What you need to do
Search the data for the word "have" and copy each line that has it.

Segment Start: Exercise materials

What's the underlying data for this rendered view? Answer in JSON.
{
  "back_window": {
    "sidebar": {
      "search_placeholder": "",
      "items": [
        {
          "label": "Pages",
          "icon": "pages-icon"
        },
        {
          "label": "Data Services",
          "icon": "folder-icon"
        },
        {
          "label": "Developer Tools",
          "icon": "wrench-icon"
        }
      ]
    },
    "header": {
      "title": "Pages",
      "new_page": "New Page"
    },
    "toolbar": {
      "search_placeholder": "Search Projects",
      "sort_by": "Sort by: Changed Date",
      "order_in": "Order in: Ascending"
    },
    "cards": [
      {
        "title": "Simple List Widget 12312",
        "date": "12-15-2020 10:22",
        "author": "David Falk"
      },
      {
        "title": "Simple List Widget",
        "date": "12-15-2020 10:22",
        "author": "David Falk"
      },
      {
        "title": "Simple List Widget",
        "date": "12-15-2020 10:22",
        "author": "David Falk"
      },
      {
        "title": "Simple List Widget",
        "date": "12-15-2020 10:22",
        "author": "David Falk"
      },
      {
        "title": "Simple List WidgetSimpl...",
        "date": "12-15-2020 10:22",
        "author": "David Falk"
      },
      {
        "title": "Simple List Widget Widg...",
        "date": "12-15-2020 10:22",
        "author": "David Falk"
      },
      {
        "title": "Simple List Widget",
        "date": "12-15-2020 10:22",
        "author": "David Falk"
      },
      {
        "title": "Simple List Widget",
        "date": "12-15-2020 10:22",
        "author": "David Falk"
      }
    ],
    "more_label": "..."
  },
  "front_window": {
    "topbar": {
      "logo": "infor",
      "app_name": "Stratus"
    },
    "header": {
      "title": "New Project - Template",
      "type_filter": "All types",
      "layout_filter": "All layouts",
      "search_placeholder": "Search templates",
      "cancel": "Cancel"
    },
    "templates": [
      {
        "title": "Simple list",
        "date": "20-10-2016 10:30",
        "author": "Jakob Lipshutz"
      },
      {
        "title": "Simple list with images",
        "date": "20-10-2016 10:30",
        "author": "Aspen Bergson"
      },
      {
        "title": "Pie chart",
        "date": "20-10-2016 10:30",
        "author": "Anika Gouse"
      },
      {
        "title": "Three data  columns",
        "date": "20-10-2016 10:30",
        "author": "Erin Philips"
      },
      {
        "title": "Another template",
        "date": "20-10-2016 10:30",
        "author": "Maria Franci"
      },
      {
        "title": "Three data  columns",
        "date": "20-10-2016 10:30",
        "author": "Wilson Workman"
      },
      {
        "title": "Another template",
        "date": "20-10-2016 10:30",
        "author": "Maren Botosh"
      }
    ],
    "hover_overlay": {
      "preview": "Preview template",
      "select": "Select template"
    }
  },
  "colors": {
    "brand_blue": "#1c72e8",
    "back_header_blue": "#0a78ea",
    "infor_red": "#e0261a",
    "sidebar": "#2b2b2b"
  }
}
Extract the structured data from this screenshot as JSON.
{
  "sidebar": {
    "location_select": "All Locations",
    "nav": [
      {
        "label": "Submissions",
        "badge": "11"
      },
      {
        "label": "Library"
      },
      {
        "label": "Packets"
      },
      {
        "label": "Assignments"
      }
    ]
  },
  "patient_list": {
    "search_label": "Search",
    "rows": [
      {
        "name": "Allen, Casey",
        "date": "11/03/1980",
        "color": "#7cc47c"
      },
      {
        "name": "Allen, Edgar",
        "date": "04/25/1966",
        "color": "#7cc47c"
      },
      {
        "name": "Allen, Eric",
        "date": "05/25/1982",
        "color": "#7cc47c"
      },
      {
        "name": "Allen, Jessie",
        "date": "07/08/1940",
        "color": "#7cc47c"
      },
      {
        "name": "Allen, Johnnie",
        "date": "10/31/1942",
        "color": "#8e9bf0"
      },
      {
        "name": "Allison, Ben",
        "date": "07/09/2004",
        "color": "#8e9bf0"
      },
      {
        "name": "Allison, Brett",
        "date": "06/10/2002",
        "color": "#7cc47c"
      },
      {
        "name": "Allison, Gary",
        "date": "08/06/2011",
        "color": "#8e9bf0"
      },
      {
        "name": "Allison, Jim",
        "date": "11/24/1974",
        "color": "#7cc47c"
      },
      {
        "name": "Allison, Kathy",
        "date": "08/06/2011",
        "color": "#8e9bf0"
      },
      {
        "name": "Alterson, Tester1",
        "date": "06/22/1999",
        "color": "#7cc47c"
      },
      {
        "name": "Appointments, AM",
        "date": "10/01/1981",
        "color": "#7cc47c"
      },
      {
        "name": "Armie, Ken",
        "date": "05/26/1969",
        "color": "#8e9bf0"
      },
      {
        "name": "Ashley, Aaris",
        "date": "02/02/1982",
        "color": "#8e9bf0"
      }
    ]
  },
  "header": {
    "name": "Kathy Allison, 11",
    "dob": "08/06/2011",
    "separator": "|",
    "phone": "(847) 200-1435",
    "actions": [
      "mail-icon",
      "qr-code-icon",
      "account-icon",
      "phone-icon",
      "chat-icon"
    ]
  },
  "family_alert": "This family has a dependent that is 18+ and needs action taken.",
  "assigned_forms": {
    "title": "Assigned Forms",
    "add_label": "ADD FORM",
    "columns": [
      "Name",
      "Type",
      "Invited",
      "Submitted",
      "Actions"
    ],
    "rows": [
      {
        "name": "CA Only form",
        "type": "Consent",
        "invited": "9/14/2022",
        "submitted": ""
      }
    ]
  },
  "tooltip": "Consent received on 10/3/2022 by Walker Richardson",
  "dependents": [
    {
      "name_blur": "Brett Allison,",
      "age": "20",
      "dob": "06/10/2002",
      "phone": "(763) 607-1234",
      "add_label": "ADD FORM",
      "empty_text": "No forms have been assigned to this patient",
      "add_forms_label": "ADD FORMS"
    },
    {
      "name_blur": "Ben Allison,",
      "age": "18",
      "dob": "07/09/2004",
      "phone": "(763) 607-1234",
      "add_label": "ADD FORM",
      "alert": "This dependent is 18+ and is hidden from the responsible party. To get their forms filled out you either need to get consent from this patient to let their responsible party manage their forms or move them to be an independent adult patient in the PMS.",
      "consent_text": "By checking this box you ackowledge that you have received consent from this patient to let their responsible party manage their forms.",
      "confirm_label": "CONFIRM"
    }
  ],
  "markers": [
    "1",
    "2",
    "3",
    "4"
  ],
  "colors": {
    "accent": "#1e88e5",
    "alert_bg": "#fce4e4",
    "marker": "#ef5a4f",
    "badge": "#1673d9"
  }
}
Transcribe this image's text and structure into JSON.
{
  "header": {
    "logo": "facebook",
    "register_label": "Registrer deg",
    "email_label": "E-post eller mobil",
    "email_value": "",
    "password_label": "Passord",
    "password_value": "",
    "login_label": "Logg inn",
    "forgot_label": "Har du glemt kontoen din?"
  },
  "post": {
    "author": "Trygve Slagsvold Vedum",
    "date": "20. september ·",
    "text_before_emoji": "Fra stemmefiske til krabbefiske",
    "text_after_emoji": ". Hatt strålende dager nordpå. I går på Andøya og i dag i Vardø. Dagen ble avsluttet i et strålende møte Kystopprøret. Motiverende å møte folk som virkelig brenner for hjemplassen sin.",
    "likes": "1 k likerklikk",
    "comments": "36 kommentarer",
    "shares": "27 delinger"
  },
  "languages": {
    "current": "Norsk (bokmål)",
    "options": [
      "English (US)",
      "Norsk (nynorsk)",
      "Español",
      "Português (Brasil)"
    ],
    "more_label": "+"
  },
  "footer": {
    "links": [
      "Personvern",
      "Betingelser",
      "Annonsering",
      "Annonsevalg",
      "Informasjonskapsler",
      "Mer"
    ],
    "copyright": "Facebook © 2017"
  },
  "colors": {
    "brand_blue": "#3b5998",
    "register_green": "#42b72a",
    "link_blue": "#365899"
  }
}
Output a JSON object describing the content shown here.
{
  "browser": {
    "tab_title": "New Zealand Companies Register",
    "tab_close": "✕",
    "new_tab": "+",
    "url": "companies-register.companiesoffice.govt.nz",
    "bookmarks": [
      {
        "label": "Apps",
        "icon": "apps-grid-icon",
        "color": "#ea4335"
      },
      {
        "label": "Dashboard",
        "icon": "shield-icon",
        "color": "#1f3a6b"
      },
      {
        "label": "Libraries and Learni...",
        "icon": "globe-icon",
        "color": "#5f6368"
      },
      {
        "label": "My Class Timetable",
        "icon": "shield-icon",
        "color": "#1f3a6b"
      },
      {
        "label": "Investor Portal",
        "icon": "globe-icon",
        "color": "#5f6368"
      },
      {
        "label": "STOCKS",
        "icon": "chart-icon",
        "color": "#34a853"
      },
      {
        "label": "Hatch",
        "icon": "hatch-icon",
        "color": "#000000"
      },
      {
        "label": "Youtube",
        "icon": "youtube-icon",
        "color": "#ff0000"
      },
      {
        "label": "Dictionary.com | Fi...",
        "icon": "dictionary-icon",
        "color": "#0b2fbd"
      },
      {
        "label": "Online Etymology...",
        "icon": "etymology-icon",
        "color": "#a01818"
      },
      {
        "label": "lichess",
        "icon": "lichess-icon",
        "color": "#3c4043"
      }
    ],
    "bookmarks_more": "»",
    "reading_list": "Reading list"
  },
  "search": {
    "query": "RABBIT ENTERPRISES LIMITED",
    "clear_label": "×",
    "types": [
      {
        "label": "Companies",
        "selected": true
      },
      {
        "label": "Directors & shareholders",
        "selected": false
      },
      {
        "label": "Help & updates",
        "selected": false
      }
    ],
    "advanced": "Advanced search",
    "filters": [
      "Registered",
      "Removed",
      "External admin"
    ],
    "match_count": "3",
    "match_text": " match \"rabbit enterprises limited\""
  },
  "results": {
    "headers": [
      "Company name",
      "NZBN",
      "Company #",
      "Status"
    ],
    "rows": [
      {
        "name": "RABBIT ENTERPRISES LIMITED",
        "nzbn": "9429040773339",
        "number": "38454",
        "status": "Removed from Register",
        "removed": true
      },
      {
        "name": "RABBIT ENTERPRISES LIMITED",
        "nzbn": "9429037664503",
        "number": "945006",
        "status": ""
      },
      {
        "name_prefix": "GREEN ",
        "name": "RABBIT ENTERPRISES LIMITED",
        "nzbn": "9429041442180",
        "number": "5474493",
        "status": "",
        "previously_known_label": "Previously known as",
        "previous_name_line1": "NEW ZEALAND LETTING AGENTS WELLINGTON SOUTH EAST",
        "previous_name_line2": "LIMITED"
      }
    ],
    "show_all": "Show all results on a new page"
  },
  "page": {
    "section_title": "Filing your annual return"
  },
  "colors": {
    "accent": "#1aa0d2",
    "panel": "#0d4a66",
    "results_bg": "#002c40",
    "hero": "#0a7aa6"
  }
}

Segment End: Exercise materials

The answer
      "empty_text": "No forms have been assigned to this patient",
      "consent_text": "By checking this box you ackowledge that you have received consent from this patient to let their responsible party manage their forms.",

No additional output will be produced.